Felix Andrews
Table of Contents
Quiet Shed - This article is part of a series.
Part 5: This Article
Air seals, insulation, staggered studs, double plasterboard, acoustic underlay, secondary glazing.


Sound travels readily through air, so airtightness is the first step in soundproofing.

I wrapped and taped the building as described on the cladding page.

And both the door and the opening window had airtight compression seals of thick rubber.

Rubber seal around the window frame
Rubber seal around the door frame

The door seal made it very difficult to latch the door. So I added a big strong handle to pull it closed. I’m fine with this as I will be the only one using the workshop.

Handle to pull the door closed


Soundproof construction generally relies on either high mass, or isolation between layers. Sound studios are often built with double walls - a box within a box. But some level of isolation can be achieved in a single wall by using staggered studs. This isolates the exterior cladding from the interior lining for most of the wall area - with the exception of the top and bottom plates.

Staggered 70mm studs (alternating in and out) within a 90mm frame

For acoustic insulation, soft flexible materials are preferable to rigid ones.

R2.5 high density glasswool insulation in the walls


The ceiling was also insulated between the rafters.

R2.5 high density glasswool insulation in the ceiling

I did not do staggered stud construction in the ceiling. The rafters were all 90mm deep. Instead, I took another approach to isolation. Two layers of plasterboard, with acoustic glue between them.

The gold standard for this is a thing called Green Glue but it is too expensive for me. I went with Bostik Ultraset 3 in 1 (acoustic) flooring adhesive. Maybe it will do something. In any case, doubling up the plasterboard adds mass which helps.

Spreading acoustic glue on second layer of plasterboard

The second layer of plasterboard was assembled from offcuts.

Second layer of plasterboard going on to ceiling


I was particularly concerned with structure-borne noise. Such as my table saw directly vibrating the floor and through it the whole structure. To absorb that, I used a 4mm-thick rubber underlay, together with a 3mm layer of acoustic flooring glue.

Acoustic flooring glue under the rubber underlay
Rubber underlay
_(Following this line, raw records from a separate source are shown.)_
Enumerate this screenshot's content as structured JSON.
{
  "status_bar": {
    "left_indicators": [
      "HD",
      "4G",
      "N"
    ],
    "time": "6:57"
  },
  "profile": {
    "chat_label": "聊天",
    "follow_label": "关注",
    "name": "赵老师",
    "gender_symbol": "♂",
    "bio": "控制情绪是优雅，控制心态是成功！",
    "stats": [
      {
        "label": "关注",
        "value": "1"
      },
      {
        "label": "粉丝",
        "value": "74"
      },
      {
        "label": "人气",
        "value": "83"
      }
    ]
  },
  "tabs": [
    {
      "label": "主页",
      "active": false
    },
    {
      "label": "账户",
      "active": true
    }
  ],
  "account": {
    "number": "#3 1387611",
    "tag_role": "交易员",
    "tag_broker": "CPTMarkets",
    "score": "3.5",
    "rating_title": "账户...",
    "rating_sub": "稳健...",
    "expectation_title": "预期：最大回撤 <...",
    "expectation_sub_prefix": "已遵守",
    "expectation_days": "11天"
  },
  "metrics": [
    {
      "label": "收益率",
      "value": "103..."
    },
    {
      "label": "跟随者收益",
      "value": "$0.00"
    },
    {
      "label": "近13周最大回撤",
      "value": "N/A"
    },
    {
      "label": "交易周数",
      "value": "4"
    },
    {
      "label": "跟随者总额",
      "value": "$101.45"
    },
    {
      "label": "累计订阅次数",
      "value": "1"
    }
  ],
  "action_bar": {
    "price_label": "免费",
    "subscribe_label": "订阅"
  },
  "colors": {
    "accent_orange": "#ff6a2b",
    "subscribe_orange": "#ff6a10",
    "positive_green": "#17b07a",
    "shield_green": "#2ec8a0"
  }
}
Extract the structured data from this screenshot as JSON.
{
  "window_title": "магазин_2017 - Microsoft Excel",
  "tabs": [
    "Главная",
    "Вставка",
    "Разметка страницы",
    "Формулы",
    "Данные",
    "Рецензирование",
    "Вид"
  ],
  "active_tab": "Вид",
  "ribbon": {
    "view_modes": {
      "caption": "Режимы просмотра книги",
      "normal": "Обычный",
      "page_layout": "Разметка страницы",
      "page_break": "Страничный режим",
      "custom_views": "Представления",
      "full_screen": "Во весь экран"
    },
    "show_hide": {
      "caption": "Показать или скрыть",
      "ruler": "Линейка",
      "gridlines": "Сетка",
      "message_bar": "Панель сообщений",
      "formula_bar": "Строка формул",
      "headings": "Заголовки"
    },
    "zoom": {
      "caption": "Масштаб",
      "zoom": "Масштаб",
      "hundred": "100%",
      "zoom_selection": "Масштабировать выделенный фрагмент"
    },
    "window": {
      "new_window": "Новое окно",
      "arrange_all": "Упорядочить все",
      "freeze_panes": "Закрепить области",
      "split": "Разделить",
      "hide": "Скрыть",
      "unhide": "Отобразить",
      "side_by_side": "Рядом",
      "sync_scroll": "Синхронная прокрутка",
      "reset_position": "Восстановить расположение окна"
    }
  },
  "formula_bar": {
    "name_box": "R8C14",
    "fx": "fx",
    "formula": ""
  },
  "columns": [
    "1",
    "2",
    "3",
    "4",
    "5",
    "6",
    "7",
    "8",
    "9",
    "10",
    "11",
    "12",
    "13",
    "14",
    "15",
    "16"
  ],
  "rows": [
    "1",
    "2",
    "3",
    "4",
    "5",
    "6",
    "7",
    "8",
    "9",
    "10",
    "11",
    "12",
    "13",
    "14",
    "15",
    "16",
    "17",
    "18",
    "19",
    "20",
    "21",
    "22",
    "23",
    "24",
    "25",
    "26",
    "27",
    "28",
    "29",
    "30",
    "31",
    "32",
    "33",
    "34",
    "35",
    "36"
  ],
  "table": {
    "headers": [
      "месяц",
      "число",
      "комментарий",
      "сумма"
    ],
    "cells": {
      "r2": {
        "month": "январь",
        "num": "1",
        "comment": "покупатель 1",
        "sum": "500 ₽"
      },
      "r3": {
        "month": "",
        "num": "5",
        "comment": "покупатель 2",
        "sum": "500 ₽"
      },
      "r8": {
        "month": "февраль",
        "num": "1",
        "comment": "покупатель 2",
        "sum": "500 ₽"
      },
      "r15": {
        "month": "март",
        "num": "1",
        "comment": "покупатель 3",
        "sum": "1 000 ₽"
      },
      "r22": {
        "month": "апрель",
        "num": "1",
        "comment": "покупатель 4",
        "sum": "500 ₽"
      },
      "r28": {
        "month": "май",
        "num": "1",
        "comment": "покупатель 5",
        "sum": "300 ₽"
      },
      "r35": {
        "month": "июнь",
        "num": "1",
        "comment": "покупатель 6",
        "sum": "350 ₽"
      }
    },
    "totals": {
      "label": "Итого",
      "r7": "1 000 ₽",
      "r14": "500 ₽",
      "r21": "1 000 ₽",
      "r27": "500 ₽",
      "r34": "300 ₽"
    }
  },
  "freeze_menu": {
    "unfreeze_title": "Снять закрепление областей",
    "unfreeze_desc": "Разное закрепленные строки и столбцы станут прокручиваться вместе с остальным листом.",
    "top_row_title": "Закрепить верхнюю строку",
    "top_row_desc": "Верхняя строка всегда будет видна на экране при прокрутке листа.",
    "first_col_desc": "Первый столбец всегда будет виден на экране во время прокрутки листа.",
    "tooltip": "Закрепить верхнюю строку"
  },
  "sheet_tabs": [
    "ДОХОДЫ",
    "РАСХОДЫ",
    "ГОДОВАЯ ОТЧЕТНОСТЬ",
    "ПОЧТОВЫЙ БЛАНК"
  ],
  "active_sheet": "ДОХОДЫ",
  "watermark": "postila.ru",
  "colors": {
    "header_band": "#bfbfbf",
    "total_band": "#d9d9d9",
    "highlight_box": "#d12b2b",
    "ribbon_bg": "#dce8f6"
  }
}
Vinyl tiles went on top of that as described on the finishing page. It certainly feels soft underfoot.


Since I made my own door, as described on the windows & door page, I stuffed it full of glasswool insulation (offcuts).

Glasswool insulation filling the 35mm timber frame inside the door

Also, as the face of the door is solid 17mm plywood, it is heavy. (I know, I just barely managed to carry it.) The mass will help with sound deadening also.


It turns out that twin-wall polycarbonate is extremely bad acoustically. I should have known this, as when I go inside my greenhouse, it sounds just the same as being outside.

A single pane of 6mm acrylic is more or less the same as a single-glazed glass window, which is also not great.

So my windows were definitely the weak point in my soundproofing efforts. I decided to rectify that by putting up secondary glazing. Bring out the big guns: 10mm thick acrylic, with a huge 90mm airgap. I bought 4 sheets of 1220x610 for $356 from Acrylics Online. (The two triangular end windows could be cut out of a single sheet.)

Cutting 10mm acrylic with a circular saw - it’s snowing!

Because I had not designed for secondary panes, I had to build frames for them to be fastened to. These were about 20mm all around.

Dry-fitting the secondary acrylic panels
Installed secondary acrylic panels

I drilled holes for 6mm diameter roofing screws (oversized to 8mm holes). Then I stuck rubber sealing strips around the frame, which would be compressed by the acrylic to form an airtight seal.

I also put some desiccant in the gap to avoid any condensation.

Detail of compressed rubber sealing strips

See the performance page for soundproofing results.

Quiet Shed - This article is part of a series.
Part 5: This Article